A “Blue Moon” is a fairly infrequent phenomenon involving the appearance of an additional full moon within one month and the next one is on January 31. To celebrate the blue moon the Institute for American Indian Studies in Washington is hosting a blue moon hike on the 31st @ 6:30 p.m.- 8:30 p.m. Native Americans followed the cycles of the moon and every month the full moon had a different name.
The Algonquin tribes called January the full wolf moon because when this full moon appeared wolves howled in hunger outside the villages. Traditionally, the January Moon is also known as the Old Moon. The hike concludes at the replicated Algonkian village for hot cocoa around the campfire. Native Americans drew constellations, created a mythology around the stars and built structures in alignment with the sky long before Europeans arrived on American shores. Like other groups, they tracked the motions of the Sun to help them decide when to plant crops, move their camps, or stage sacred rituals.
Their stories contained explanations of the constellations they saw as patterns of bright stars, meteor showers, the Northern Lights, and saw in what we call the Milky Way a pathway to the afterlife.
Some tribes built great circles of stones to help them predict the changing seasons, or ceremonial sites and mounds of earth in alignment with the Sun and stars and to reflect the patterns they saw in the heavens.

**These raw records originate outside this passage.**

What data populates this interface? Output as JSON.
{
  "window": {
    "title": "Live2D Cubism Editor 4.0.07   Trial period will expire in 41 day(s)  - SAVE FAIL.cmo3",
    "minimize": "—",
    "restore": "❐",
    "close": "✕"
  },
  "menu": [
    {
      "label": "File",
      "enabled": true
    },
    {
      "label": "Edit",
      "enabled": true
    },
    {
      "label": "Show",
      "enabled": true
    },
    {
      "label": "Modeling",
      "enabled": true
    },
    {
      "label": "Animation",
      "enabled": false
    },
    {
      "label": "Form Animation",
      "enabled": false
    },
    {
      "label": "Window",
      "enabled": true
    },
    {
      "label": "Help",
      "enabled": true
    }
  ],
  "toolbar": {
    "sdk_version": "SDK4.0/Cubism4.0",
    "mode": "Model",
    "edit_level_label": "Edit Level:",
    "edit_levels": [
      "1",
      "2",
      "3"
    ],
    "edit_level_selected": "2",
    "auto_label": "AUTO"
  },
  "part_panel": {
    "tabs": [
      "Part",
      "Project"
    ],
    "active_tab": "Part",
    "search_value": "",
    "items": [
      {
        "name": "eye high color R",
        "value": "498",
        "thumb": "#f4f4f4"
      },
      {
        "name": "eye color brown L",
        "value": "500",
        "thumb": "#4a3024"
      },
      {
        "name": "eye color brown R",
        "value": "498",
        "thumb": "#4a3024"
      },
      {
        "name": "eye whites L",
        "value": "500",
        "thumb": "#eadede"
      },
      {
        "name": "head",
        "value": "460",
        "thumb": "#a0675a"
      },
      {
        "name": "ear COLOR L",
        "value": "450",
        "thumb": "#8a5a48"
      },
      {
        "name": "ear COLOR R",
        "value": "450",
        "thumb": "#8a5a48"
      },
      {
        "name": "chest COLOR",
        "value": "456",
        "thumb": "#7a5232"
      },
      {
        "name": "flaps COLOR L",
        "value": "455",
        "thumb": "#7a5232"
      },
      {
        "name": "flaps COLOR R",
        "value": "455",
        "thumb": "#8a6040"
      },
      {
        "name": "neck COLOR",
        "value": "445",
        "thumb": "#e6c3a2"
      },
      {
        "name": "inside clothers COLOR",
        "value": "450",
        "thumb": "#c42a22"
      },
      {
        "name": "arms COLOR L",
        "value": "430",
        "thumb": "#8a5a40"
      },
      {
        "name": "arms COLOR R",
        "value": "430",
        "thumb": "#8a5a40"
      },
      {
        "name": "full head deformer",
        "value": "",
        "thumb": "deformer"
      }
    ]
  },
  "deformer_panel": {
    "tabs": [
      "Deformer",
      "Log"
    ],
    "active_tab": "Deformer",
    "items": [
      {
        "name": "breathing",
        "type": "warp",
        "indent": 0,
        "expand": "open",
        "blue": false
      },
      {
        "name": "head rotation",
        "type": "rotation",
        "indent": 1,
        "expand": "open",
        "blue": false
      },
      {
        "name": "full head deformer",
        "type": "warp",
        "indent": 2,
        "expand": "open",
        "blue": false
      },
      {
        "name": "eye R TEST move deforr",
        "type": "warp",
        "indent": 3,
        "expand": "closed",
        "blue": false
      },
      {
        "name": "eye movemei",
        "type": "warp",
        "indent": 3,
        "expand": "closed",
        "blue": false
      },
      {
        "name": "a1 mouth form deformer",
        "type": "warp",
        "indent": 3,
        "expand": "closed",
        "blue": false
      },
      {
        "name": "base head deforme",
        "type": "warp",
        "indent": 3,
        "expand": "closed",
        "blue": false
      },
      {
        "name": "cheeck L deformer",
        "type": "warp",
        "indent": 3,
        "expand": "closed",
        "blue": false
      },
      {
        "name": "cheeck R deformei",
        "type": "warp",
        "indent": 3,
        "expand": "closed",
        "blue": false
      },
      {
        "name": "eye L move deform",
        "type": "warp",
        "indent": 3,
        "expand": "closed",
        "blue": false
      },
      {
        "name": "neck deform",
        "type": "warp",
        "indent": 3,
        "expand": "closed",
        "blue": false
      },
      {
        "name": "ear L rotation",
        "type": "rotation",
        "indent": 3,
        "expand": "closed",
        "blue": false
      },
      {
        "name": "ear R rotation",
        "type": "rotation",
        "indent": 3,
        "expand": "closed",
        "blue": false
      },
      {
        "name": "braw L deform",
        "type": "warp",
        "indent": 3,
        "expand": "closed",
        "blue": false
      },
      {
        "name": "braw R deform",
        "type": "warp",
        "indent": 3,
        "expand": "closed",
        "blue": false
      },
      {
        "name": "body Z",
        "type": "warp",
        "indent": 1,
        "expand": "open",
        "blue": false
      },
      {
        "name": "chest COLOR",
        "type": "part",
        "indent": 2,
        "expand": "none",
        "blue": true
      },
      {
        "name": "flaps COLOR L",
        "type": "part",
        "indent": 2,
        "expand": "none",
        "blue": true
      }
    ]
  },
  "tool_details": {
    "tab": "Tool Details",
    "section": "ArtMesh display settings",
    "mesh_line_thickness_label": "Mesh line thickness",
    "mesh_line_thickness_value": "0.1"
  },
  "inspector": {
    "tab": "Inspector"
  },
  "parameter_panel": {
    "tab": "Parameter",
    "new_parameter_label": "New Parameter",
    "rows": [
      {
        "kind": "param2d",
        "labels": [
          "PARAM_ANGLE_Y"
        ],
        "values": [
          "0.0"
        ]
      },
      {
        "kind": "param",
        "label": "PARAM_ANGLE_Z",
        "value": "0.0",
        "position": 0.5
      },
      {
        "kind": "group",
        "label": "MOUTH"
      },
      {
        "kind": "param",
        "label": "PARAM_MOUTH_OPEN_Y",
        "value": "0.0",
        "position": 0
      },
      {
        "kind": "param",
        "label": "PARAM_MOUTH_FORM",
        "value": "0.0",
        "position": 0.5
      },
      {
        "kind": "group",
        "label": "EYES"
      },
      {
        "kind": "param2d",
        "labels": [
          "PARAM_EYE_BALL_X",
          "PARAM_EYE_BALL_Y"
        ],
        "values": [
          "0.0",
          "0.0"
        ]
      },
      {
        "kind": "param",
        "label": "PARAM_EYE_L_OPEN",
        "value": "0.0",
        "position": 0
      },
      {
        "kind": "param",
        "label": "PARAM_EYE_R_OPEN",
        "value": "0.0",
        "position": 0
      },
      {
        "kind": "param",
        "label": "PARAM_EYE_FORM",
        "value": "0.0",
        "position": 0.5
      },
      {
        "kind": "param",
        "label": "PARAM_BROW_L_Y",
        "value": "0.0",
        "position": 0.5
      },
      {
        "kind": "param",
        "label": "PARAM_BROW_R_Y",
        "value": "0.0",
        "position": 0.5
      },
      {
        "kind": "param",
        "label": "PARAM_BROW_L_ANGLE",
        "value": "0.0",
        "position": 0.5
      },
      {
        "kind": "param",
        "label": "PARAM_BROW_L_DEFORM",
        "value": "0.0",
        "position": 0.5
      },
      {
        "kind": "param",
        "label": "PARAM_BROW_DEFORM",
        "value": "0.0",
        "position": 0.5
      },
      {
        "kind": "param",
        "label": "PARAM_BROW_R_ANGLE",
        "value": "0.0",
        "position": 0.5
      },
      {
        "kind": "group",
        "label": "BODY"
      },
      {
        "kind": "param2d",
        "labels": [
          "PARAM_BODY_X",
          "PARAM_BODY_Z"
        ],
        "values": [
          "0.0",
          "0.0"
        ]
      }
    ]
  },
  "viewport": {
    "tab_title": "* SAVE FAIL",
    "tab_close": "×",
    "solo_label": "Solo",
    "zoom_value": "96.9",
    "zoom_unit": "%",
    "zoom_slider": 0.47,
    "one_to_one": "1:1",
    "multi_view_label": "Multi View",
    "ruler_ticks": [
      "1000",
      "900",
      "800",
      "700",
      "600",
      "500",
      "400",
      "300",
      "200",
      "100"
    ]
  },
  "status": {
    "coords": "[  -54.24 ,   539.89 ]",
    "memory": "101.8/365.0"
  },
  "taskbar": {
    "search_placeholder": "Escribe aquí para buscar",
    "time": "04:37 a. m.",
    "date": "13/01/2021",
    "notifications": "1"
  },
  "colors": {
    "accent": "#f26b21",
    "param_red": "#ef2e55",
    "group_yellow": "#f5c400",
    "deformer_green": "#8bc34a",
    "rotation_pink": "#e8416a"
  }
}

Participants on this hike through the Native American Village and surrounding woodland trails will learn about the beliefs and folklore of the Eastern Woodland Indians that made Connecticut their home.